## [Data extract]
====

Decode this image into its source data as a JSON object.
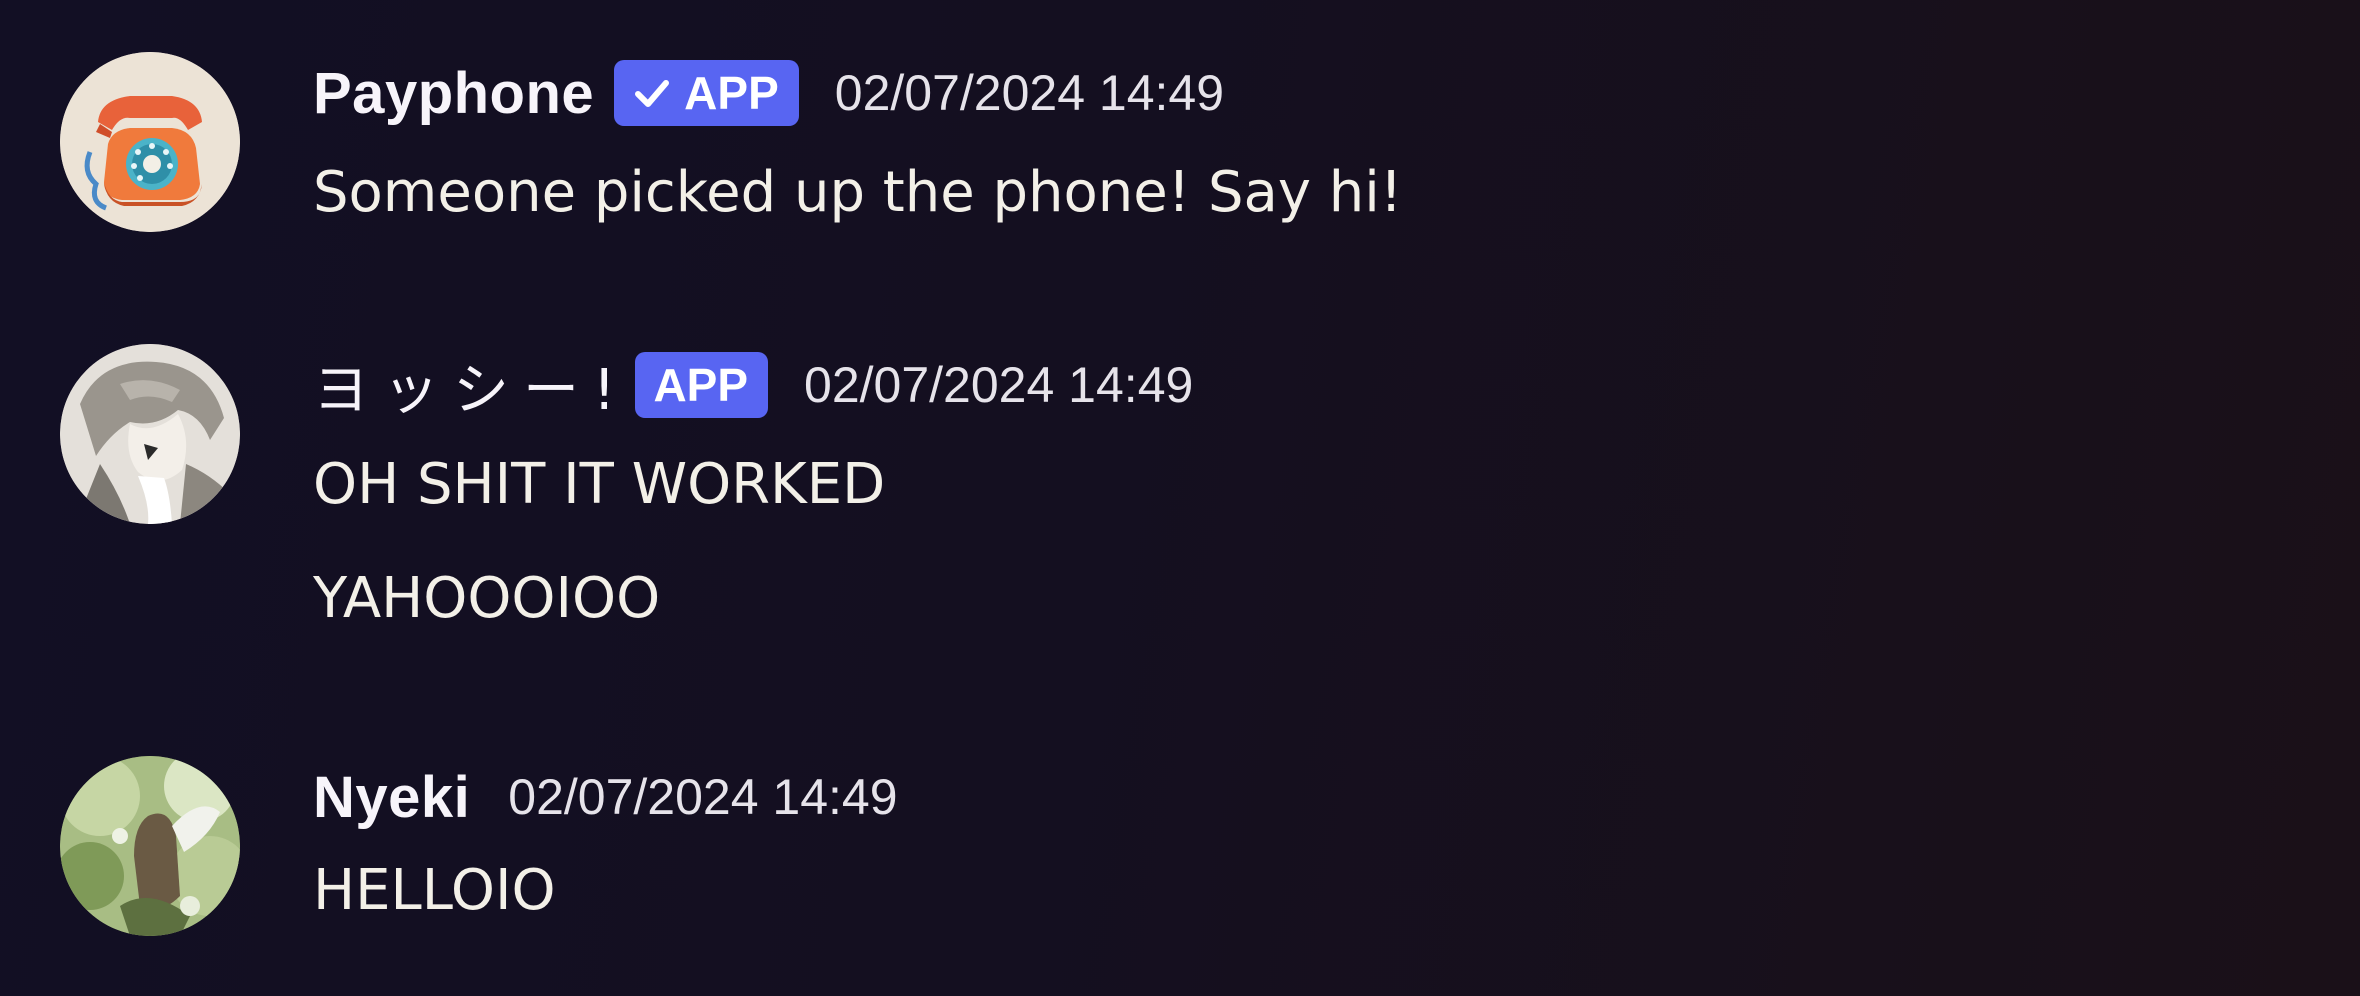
{
  "messages": [
    {
      "username": "Payphone",
      "badge": "APP",
      "badge_verified": true,
      "timestamp": "02/07/2024 14:49",
      "lines": [
        "Someone picked up the phone! Say hi!"
      ],
      "avatar_icon": "telephone-icon"
    },
    {
      "username": "ヨッシー!",
      "badge": "APP",
      "badge_verified": false,
      "timestamp": "02/07/2024 14:49",
      "lines": [
        "OH SHIT IT WORKED",
        "YAHOOOIOO"
      ],
      "avatar_icon": "anime-character-avatar"
    },
    {
      "username": "Nyeki",
      "timestamp": "02/07/2024 14:49",
      "lines": [
        "HELLOIO"
      ],
      "avatar_icon": "nature-photo-avatar"
    }
  ],
  "colors": {
    "badge": "#5865f2",
    "background": "#130f22",
    "text": "#f3f0e8"
  }
}
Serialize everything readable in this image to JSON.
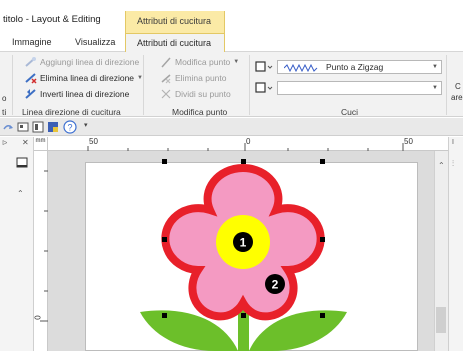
{
  "window": {
    "title": "titolo - Layout & Editing",
    "context_tab_header": "Attributi di cucitura"
  },
  "tabs": [
    {
      "label": "Immagine"
    },
    {
      "label": "Visualizza"
    },
    {
      "label": "Attributi di cucitura",
      "active": true
    }
  ],
  "ribbon": {
    "groups": {
      "direction": {
        "label": "Linea direzione di cucitura",
        "items": [
          {
            "label": "Aggiungi linea di direzione",
            "icon": "add-direction-line-icon",
            "disabled": true
          },
          {
            "label": "Elimina linea di direzione",
            "icon": "delete-direction-line-icon",
            "disabled": false
          },
          {
            "label": "Inverti linea di direzione",
            "icon": "invert-direction-line-icon",
            "disabled": false
          }
        ]
      },
      "point": {
        "label": "Modifica punto",
        "items": [
          {
            "label": "Modifica punto",
            "icon": "edit-point-icon",
            "disabled": true
          },
          {
            "label": "Elimina punto",
            "icon": "delete-point-icon",
            "disabled": true
          },
          {
            "label": "Dividi su punto",
            "icon": "split-point-icon",
            "disabled": true
          }
        ]
      },
      "stitch": {
        "label": "Cuci",
        "stitch_value": "Punto a Zigzag"
      }
    },
    "left_label_fragment_1": "o",
    "left_label_fragment_2": "ti",
    "right_label_fragment_1": "C",
    "right_label_fragment_2": "are"
  },
  "rulers": {
    "top_unit": "mm",
    "top_ticks": [
      "50",
      "0",
      "50"
    ],
    "left_ticks": [
      "0"
    ]
  },
  "design": {
    "markers": [
      "1",
      "2"
    ],
    "colors": {
      "petal_fill": "#f49ac2",
      "petal_stroke": "#e8202a",
      "center": "#ffff00",
      "leaf": "#6cbf2a",
      "marker": "#000000"
    }
  }
}
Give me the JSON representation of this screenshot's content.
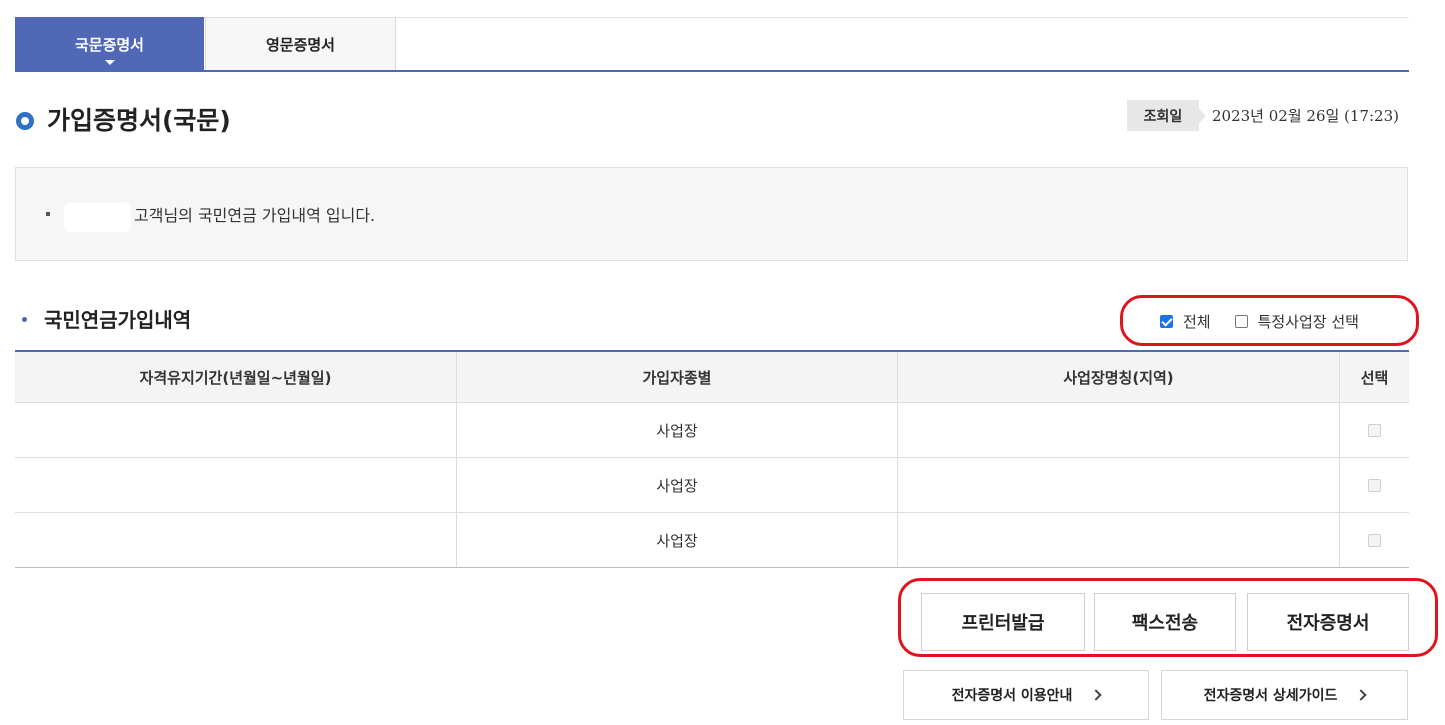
{
  "tabs": [
    {
      "label": "국문증명서",
      "active": true
    },
    {
      "label": "영문증명서",
      "active": false
    }
  ],
  "header": {
    "title": "가입증명서(국문)",
    "query_label": "조회일",
    "query_date": "2023년 02월 26일 (17:23)"
  },
  "info": {
    "text": "고객님의 국민연금 가입내역 입니다."
  },
  "section": {
    "title": "국민연금가입내역",
    "filter_all_label": "전체",
    "filter_all_checked": true,
    "filter_specific_label": "특정사업장 선택",
    "filter_specific_checked": false
  },
  "table": {
    "columns": [
      "자격유지기간(년월일~년월일)",
      "가입자종별",
      "사업장명칭(지역)",
      "선택"
    ],
    "rows": [
      {
        "period": "",
        "type": "사업장",
        "name": "",
        "selected": false
      },
      {
        "period": "",
        "type": "사업장",
        "name": "",
        "selected": false
      },
      {
        "period": "",
        "type": "사업장",
        "name": "",
        "selected": false
      }
    ]
  },
  "actions": {
    "print_label": "프린터발급",
    "fax_label": "팩스전송",
    "ecert_label": "전자증명서"
  },
  "links": {
    "usage_label": "전자증명서 이용안내",
    "guide_label": "전자증명서 상세가이드"
  },
  "colors": {
    "accent": "#5168b7",
    "title_icon": "#2f72c4",
    "highlight": "#e0141e",
    "checkbox": "#1a73e8"
  }
}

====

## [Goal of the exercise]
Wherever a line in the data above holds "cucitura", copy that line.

## [Solved problem]
    "context_tab_header": "Attributi di cucitura"
      "label": "Attributi di cucitura",
        "label": "Linea direzione di cucitura",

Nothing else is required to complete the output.